by Joe White
April 26, 2011
A recently uncovered patent application suggests that Apple has indeed been intentionally tracking its customers' location, and that the data acquired is to be used by both Apple and various other companies. The patent application - "Location histories for location aware devices" (12/553,554) - was originally filed by Ronald Huang, a senior engineering manager for Apple. As outlined by Gawker:
The patent application, for example, envisions a searchable map plotting the owner's location history; tying location to financial transactions; transmitting location data over the internet to remote servers; and many other uses.Obviously, this is important: Previously, reports had hit the Web suggesting that this potentially dangerous feature was a software bug, and Steve Jobs himself stated (in an email) that Apple doesn't track anyone, and that "the info circulating around is false." It would appear now that this is incorrect. The aforementioned patent not only outlines plans for an app called "Location History" (which would display users' previous location on a map), but the data is also "associated" with various events, such as:

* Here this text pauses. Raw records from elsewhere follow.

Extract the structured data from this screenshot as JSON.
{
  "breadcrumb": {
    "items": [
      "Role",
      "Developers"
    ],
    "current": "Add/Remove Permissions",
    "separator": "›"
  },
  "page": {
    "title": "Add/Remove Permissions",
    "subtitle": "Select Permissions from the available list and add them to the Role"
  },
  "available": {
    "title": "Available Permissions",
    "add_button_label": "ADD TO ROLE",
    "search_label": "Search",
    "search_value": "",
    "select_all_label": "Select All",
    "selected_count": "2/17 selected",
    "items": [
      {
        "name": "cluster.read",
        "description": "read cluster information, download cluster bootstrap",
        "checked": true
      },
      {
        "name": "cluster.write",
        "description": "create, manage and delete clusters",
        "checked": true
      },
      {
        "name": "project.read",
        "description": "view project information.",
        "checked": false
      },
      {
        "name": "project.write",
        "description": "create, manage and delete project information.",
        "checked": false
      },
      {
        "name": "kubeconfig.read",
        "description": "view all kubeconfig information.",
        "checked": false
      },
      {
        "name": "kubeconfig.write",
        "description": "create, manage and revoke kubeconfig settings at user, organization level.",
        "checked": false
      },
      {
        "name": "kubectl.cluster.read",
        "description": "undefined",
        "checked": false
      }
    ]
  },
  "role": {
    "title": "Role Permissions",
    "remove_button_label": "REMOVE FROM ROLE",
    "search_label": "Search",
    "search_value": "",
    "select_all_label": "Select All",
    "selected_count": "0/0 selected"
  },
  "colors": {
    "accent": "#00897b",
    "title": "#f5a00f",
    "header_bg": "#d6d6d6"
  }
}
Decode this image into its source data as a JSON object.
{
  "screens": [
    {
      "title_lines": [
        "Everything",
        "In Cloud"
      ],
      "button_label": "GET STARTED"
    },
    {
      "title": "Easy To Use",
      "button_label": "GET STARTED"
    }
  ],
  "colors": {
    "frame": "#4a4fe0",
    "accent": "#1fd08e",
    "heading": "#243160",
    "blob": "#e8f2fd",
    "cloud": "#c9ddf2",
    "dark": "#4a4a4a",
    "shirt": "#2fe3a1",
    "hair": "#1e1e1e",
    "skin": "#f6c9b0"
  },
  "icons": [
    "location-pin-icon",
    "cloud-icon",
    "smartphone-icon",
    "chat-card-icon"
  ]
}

Data associated with a picture taking event, data associated with a financial transaction, sensor output data, data associated with a communication event (e.g. receipt of a phone call or instant message), data associated with a network event.... etc.Gawker notes that Apple is "exploiting the iPhone's ability to record our every move," and this latest patent appears to evidence this view. I'm hoping a suitable, acceptable explanation is given soon - Apple has yet to officially comment on its latest scandal. However, I wouldn't be surprised if the company just sits tight and waits for us to forget about the "locationgate" - hopefully before WWDC 2011, which is scheduled to take place in June. If you have an opinion, feel free to post it in the comments.